Everyone understands the importance of having a place to call ‘home’, but with people around the world moving into cities at an unprecedented rate, this is getting harder...
The built environment is critical to international development and to achieving the Sustainable Development Goals. By 2050, an estimated 68% of the world’s population will live in towns and cities. The majority will dwell in small and medium-sized urban centres in Africa and Asia, approximately half of which are yet to be built. This presents policymakers and built environment professionals with a huge challenge but also a significant opportunity: to change how towns and cities are built, incorporating affordable, low-carbon building techniques that are resilient to climate change and support the equitable and sustainable provision of basic services.
UK research funders have acknowledged the need to engage with the built environment, given its intersection with and impact on some of the most critical challenges the world faces, notably climate change, poverty reduction, sustainable development and rapid urbanisation. This report details the findings and recommendations of a review of research on the built environment and its intersection with the achievement of the Sustainable Development Goals (SDGs) in the global south. IIED was commissioned by UKCDR to undertake the review to identify research gaps and provide recommendations to research funders.
Our review was informed by the following definition from the All-Party Parliamentary Group for Excellence in the Built Environment: ‘The built environment encompasses all forms of building (housing, industrial, commercial, hospitals, schools, etc.,) and civil engineering infrastructure, both above and below ground and includes the managed landscapes between and around buildings.’ Given this broad definition, the comprehensive nature of the SDGs and the timescale of the review, IIED, in discussion with UKCDR, opted to focus on the impacts of the built environment on human development outcomes, as defined by the Human Development Index: the ability of individuals to have long and healthy lives, have knowledge and earn a livelihood.

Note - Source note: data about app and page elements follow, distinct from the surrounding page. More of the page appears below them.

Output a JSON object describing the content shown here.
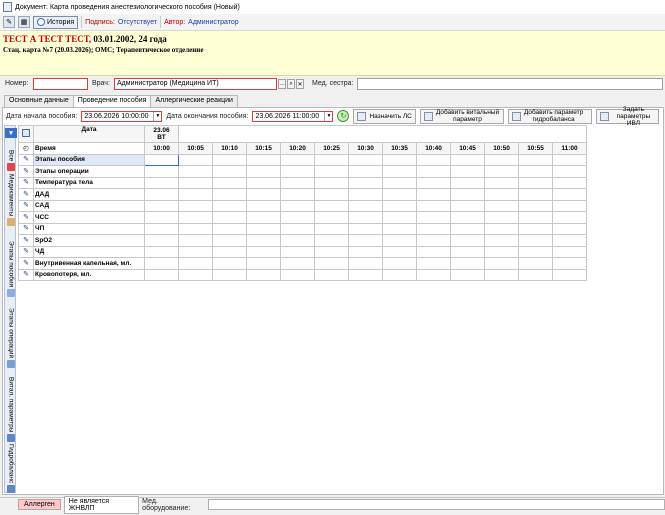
{
  "window": {
    "title": "Документ: Карта проведения анестезиологического пособия (Новый)"
  },
  "toolbar": {
    "history_label": "История",
    "signatures_label": "Подпись:",
    "signatures_value": "Отсутствует",
    "author_label": "Автор:",
    "author_value": "Администратор"
  },
  "patient": {
    "name": "ТЕСТ А ТЕСТ ТЕСТ,",
    "dob": "03.01.2002, 24 года",
    "card": "Стац. карта №7 (20.03.2026); ОМС; Терапевтическое отделение"
  },
  "staff": {
    "number_label": "Номер:",
    "number_value": "",
    "doctor_label": "Врач:",
    "doctor_value": "Администратор (Медицина ИТ)",
    "nurse_label": "Мед. сестра:",
    "nurse_value": ""
  },
  "tabs": [
    {
      "label": "Основные данные"
    },
    {
      "label": "Проведение пособия"
    },
    {
      "label": "Аллергические реакции"
    }
  ],
  "dates": {
    "start_label": "Дата начала пособия:",
    "start_value": "23.06.2026 10:00:00",
    "end_label": "Дата окончания пособия:",
    "end_value": "23.06.2026 11:00:00"
  },
  "actions": {
    "assign_ls": "Назначить ЛС",
    "add_vital_1": "Добавить витальный",
    "add_vital_2": "параметр",
    "add_hydro_1": "Добавить параметр",
    "add_hydro_2": "гидробаланса",
    "ivl_1": "Задать",
    "ivl_2": "параметры ИВЛ"
  },
  "sidebar": [
    {
      "label": "Все"
    },
    {
      "label": "Медикаменты"
    },
    {
      "label": "Этапы пособия"
    },
    {
      "label": "Этапы операций"
    },
    {
      "label": "Витал. параметры"
    },
    {
      "label": "Гидробаланс"
    }
  ],
  "grid": {
    "date_header": "Дата",
    "day_date": "23.06",
    "day_week": "ВТ",
    "time_label": "Время",
    "times": [
      "10:00",
      "10:05",
      "10:10",
      "10:15",
      "10:20",
      "10:25",
      "10:30",
      "10:35",
      "10:40",
      "10:45",
      "10:50",
      "10:55",
      "11:00"
    ],
    "rows": [
      "Этапы пособия",
      "Этапы операции",
      "Температура тела",
      "ДАД",
      "САД",
      "ЧСС",
      "ЧП",
      "SpO2",
      "ЧД",
      "Внутривенная капельная, мл.",
      "Кровопотеря, мл."
    ]
  },
  "status": {
    "allergen": "Аллерген",
    "jnvlp": "Не является ЖНВЛП",
    "med_equipment_label": "Мед. оборудование:"
  }
}
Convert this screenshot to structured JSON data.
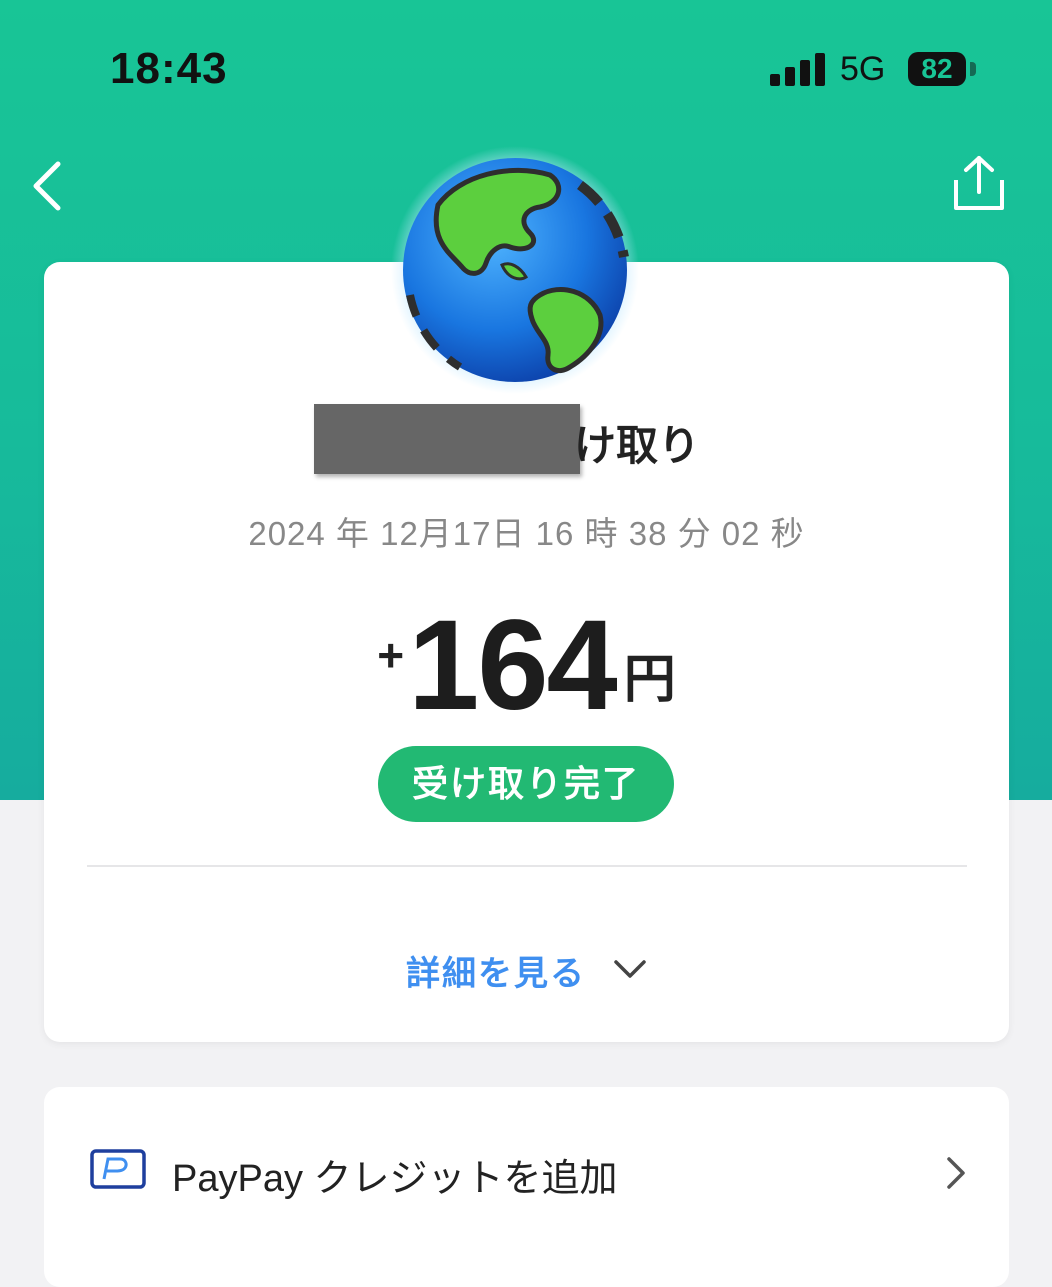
{
  "status_bar": {
    "time": "18:43",
    "network": "5G",
    "battery": "82"
  },
  "nav": {
    "back_icon": "chevron-left-icon",
    "share_icon": "share-icon"
  },
  "transaction": {
    "avatar_icon": "globe-americas-icon",
    "title_suffix": "け取り",
    "datetime": "2024 年 12月17日 16 時 38 分 02 秒",
    "amount_sign": "+",
    "amount_value": "164",
    "amount_unit": "円",
    "status_label": "受け取り完了",
    "details_label": "詳細を見る"
  },
  "credit": {
    "label": "PayPay クレジットを追加",
    "icon": "paypay-card-icon"
  },
  "colors": {
    "header_green": "#18c596",
    "status_green": "#22b973",
    "link_blue": "#3f8ff0"
  }
}
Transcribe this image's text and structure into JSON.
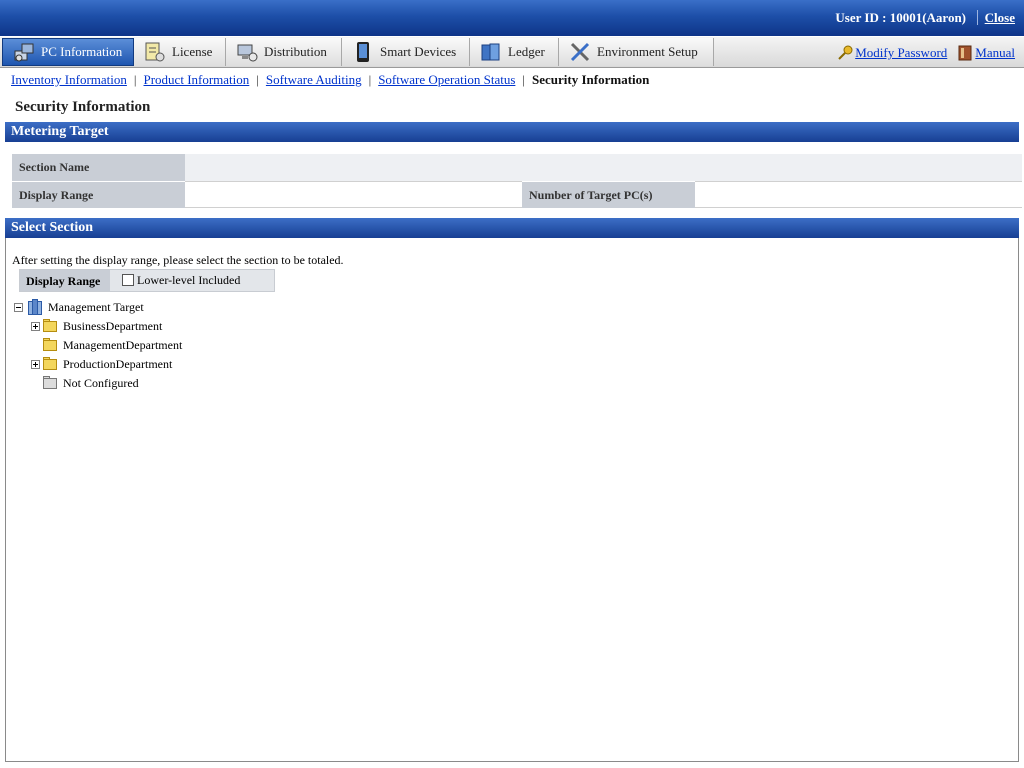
{
  "header": {
    "user_label": "User ID :",
    "user_value": "10001(Aaron)",
    "close_label": "Close"
  },
  "tabs": [
    {
      "label": "PC Information",
      "icon": "pc-info-icon",
      "active": true
    },
    {
      "label": "License",
      "icon": "license-icon",
      "active": false
    },
    {
      "label": "Distribution",
      "icon": "distribution-icon",
      "active": false
    },
    {
      "label": "Smart Devices",
      "icon": "smart-device-icon",
      "active": false
    },
    {
      "label": "Ledger",
      "icon": "ledger-icon",
      "active": false
    },
    {
      "label": "Environment Setup",
      "icon": "tools-icon",
      "active": false
    }
  ],
  "right_links": {
    "modify_password": "Modify Password",
    "manual": "Manual"
  },
  "subnav": {
    "items": [
      "Inventory Information",
      "Product Information",
      "Software Auditing",
      "Software Operation Status"
    ],
    "current": "Security Information"
  },
  "page_title": "Security Information",
  "metering": {
    "title": "Metering Target",
    "section_name_label": "Section Name",
    "section_name_value": "",
    "display_range_label": "Display Range",
    "display_range_value": "",
    "target_pc_label": "Number of Target PC(s)",
    "target_pc_value": ""
  },
  "select_section": {
    "title": "Select Section",
    "instruction": "After setting the display range, please select the section to be totaled.",
    "display_range_label": "Display Range",
    "lower_level_label": "Lower-level Included",
    "lower_level_checked": false
  },
  "tree": {
    "root": "Management Target",
    "children": [
      {
        "label": "BusinessDepartment",
        "expandable": true
      },
      {
        "label": "ManagementDepartment",
        "expandable": false
      },
      {
        "label": "ProductionDepartment",
        "expandable": true
      },
      {
        "label": "Not Configured",
        "expandable": false
      }
    ]
  },
  "colors": {
    "header_blue": "#1d4fa8",
    "link_blue": "#0033cc",
    "label_gray": "#c9ced6"
  }
}
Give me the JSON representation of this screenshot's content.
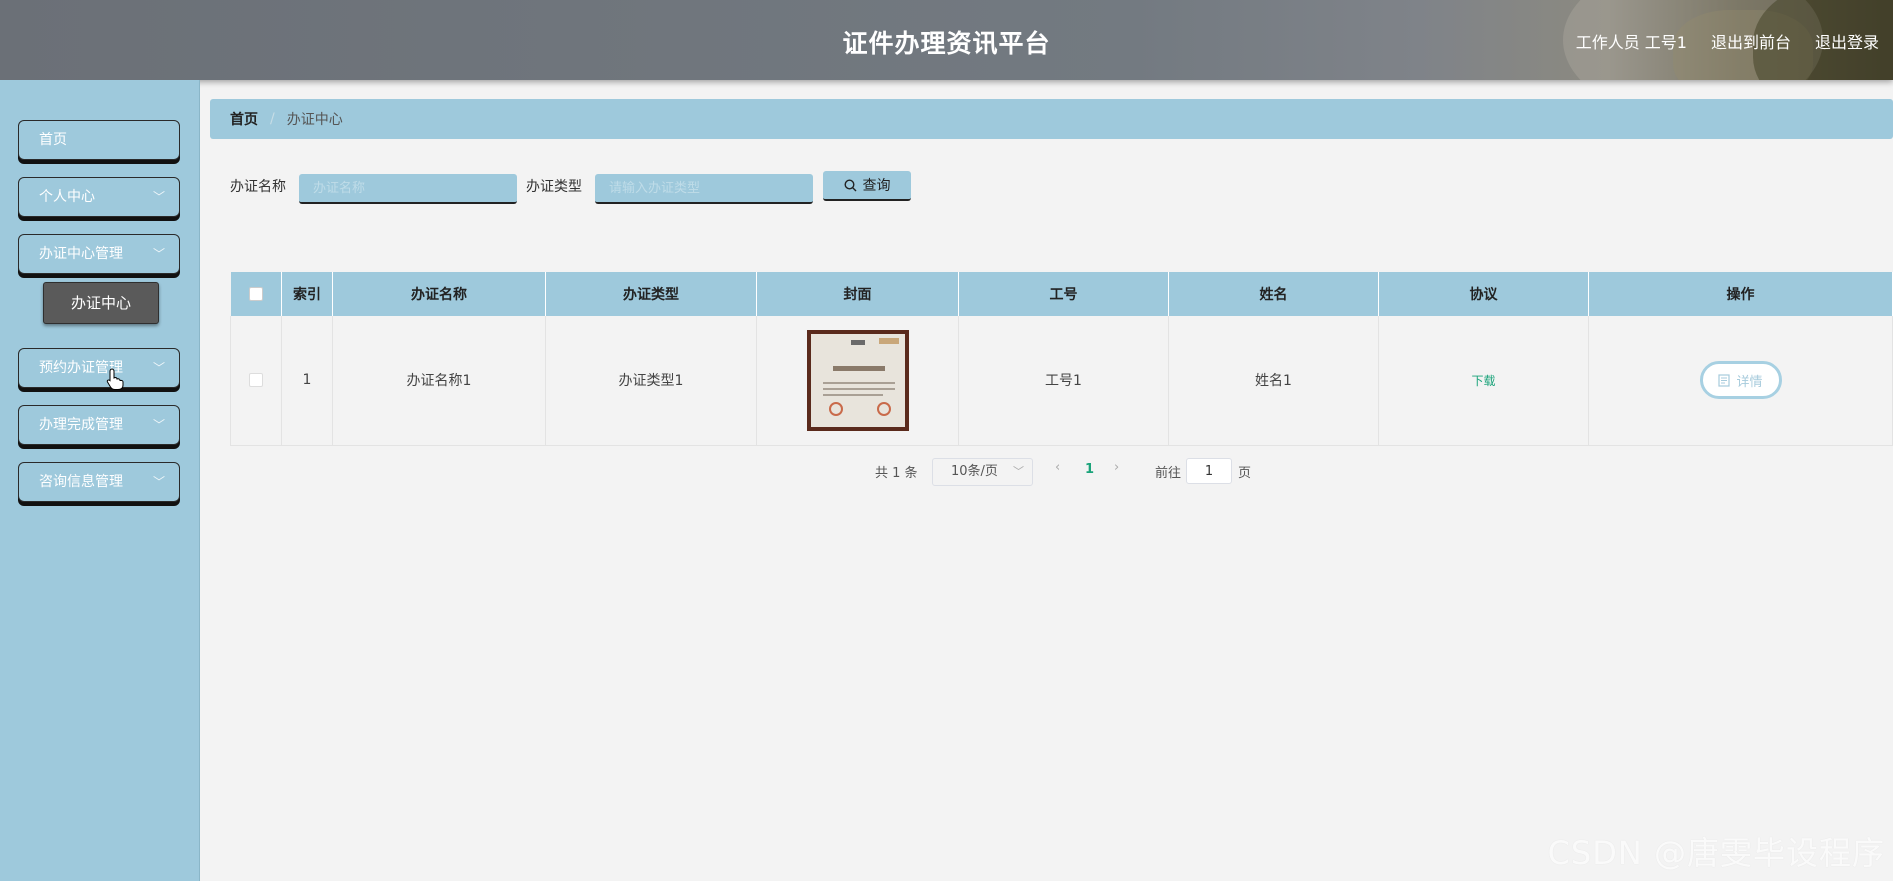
{
  "header": {
    "title": "证件办理资讯平台",
    "user": "工作人员 工号1",
    "back_to_front": "退出到前台",
    "logout": "退出登录"
  },
  "sidebar": {
    "items": [
      {
        "label": "首页",
        "has_arrow": false
      },
      {
        "label": "个人中心",
        "has_arrow": true
      },
      {
        "label": "办证中心管理",
        "has_arrow": true
      },
      {
        "label": "预约办证管理",
        "has_arrow": true
      },
      {
        "label": "办理完成管理",
        "has_arrow": true
      },
      {
        "label": "咨询信息管理",
        "has_arrow": true
      }
    ],
    "submenu_active": "办证中心",
    "arrow_glyph": "﹀"
  },
  "breadcrumb": {
    "home": "首页",
    "separator": "/",
    "current": "办证中心"
  },
  "search": {
    "name_label": "办证名称",
    "name_placeholder": "办证名称",
    "type_label": "办证类型",
    "type_placeholder": "请输入办证类型",
    "button_label": "查询"
  },
  "table": {
    "columns": [
      "",
      "索引",
      "办证名称",
      "办证类型",
      "封面",
      "工号",
      "姓名",
      "协议",
      "操作"
    ],
    "rows": [
      {
        "index": "1",
        "name": "办证名称1",
        "type": "办证类型1",
        "cover": "certificate-image",
        "employee_no": "工号1",
        "person": "姓名1",
        "agreement": "下载",
        "action": "详情"
      }
    ]
  },
  "pagination": {
    "total": "共 1 条",
    "page_size": "10条/页",
    "current_page": "1",
    "goto_label": "前往",
    "goto_value": "1",
    "goto_suffix": "页"
  },
  "watermark": "CSDN @唐雯毕设程序",
  "colors": {
    "accent": "#9ec9dc",
    "active_submenu": "#5a5a5a",
    "link_green": "#1aa37a"
  }
}
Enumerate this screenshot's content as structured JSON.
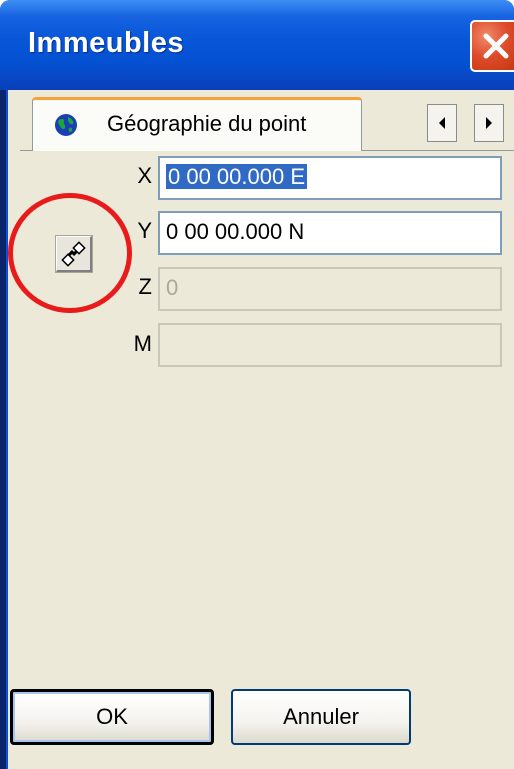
{
  "window": {
    "title": "Immeubles"
  },
  "tab": {
    "label": "Géographie du point",
    "icon": "globe-icon"
  },
  "fields": {
    "x": {
      "label": "X",
      "value": "0 00 00.000 E",
      "selected": true,
      "enabled": true
    },
    "y": {
      "label": "Y",
      "value": "0 00 00.000 N",
      "selected": false,
      "enabled": true
    },
    "z": {
      "label": "Z",
      "value": "0",
      "enabled": false
    },
    "m": {
      "label": "M",
      "value": "",
      "enabled": false
    }
  },
  "tool": {
    "icon": "zoom-to-point-icon",
    "highlighted": true
  },
  "buttons": {
    "ok": "OK",
    "cancel": "Annuler"
  },
  "colors": {
    "titlebar": "#0756d8",
    "close": "#de4b2a",
    "selection": "#316ac5",
    "highlight_circle": "#e81a1a",
    "dialog_background": "#ece9d8"
  }
}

Four tools were used to map out the built environment research and funding landscape: (i) an expert-led assessment of recent outputs from centres of research expertise on the built environment and human development in the global south, covering 48 research centres and 336 projects; (ii) a survey of academics and built environment professionals, completed by 113 respondents; (iii) 17 key participant interviews with built environment academics and representatives of UK funding bodies; and (iv) a consultation workshop with representatives from research funders, built environment professions and academia.